The world's largest aircraft, Airlander 10, crashed today during its second test flight. No one was hurt in the incident, but the airship, from Hybrid Air Vehicles (HAV), sustained damage to its flight deck, which is positioned underneath the hull.

The aircraft successfully completed its maiden flight last week, making a circuit around Cardington Airfield in the UK, where it is being tested. HAV explains that today's test saw Airlander 10 fly for 100 minutes before attempting to land.

In a short statement on its website, HAV says "the Airlander experienced a heavy landing." Video footage of the incident shows the nose of the airship pointing down towards the ground, rather than the remaining level with its rear.

Both pilots and the ground crew involved in the test are said to be unharmed and the airship is now moored at its normal location. HAV says it will be running "a robust set of procedures for flight test activities and investigation of issues" over the coming days, as it continues to develop the aircraft.

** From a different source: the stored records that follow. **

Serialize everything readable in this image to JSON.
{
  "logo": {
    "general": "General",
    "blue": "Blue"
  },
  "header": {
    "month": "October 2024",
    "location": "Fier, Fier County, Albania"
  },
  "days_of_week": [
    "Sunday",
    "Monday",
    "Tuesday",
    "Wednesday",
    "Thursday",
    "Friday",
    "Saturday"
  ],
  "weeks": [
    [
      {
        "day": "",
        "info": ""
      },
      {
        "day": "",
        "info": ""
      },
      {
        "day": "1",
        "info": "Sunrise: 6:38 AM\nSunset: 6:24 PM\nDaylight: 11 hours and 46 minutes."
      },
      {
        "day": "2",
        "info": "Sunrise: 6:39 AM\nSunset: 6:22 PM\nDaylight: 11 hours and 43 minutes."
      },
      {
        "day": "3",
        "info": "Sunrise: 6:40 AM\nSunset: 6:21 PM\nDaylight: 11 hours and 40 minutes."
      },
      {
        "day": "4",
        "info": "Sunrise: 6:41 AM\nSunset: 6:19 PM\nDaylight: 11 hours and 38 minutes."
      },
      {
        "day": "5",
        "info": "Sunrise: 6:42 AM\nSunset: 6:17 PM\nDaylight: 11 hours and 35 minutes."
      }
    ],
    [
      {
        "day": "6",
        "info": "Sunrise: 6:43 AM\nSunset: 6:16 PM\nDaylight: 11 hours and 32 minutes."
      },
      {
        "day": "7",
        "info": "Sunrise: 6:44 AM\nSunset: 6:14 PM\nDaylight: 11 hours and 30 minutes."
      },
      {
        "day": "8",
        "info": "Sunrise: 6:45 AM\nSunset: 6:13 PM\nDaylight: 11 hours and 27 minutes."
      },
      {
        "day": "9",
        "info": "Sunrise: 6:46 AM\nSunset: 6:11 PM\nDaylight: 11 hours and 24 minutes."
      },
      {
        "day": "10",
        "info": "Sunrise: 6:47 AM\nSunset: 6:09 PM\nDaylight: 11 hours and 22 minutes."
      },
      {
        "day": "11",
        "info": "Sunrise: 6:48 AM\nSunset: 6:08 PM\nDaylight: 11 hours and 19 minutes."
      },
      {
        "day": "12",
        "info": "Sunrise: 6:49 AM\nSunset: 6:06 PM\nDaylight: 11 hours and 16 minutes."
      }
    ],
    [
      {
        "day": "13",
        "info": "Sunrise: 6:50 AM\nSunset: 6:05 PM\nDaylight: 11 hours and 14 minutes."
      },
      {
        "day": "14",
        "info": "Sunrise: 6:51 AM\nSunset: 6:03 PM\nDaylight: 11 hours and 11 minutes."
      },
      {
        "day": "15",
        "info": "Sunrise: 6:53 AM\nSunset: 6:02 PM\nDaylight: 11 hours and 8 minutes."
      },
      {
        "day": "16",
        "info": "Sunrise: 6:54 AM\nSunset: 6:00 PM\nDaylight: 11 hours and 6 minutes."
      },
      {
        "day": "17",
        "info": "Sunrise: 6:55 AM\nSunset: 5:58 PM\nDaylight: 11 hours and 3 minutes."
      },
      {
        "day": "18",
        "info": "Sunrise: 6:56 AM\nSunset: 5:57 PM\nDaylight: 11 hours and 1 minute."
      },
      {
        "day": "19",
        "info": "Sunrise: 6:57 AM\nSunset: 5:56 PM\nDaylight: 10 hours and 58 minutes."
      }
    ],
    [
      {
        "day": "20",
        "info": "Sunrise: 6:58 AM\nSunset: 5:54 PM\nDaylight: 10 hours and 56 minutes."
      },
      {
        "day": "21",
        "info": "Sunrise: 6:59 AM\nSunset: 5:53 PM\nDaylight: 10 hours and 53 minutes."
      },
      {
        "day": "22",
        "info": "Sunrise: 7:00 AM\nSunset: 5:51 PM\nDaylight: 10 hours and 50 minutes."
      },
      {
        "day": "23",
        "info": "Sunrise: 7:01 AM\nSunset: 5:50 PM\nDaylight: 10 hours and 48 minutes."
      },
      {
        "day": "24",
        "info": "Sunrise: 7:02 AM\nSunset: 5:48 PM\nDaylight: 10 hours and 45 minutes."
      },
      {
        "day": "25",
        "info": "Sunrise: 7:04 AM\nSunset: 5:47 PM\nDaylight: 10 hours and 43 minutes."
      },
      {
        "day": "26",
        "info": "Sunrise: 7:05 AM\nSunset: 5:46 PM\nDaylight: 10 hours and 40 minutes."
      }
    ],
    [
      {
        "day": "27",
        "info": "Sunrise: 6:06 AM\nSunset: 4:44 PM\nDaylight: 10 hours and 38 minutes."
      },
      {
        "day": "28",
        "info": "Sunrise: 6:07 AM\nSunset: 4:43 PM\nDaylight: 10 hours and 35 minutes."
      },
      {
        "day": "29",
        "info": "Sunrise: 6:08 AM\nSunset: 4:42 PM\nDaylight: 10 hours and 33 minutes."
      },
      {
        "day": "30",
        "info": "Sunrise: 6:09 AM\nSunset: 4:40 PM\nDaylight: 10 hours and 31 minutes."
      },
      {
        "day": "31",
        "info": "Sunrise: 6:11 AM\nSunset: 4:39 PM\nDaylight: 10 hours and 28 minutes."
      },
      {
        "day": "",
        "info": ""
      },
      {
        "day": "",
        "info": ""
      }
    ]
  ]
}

The Airlander 10 airship measures 92 x 43.5 x 26 m (302 x 143 x 85 ft) and is capable of carrying payloads up to 10,000 kg (22,050 lb). It is made buoyant by virtue of its helium-filled hull and is powered by four 325-hp (242-kW), turbocharged diesel engines. These allow it to take off using aerodynamic lift, as is the case with conventional airplanes. An earlier planned maiden flight was delayed due to a technical problem.

The company says further updates will be provided "in due course."

Source: Hybrid Air Vehicles

6 comments
Don Duncan
The concept of combining a blimp & plane, i.e., an aerodynamic super light aircraft is so simple. Why did it take a century? And how is this "heavy lifter" cargo carrier going to compete with the new "ground effect" cargo plane? I bet it isn't nearly as effective at sea, but over uneven land it might shine.
habakak
Oh the humanity! Pffft....crash...yawn....
Bob
Four 325hp engines on a craft this large sounds grossly under powered especially for the loads it is designed to carry. For dealing with any winds I would think it needs about four times as much power.
ddavel544
Seems to me the cross winds won't be to friendly to those four wings it has on it. Like putting fins on a duck. I picture winds traveling over a oblong smooth surface without them, equals less downdraft and turbulence. Better to put side fans for better control.
Joe Blough
It was going flat out before it crashed. The crash must have been deflating for the crew. But seriously, the windage on this thing must be gargantuan.
Rudolf Boentgen
People who don't take a lesson or understand history are bound to repeat it. (Re: The Hindenburg, the Akron and the Macon).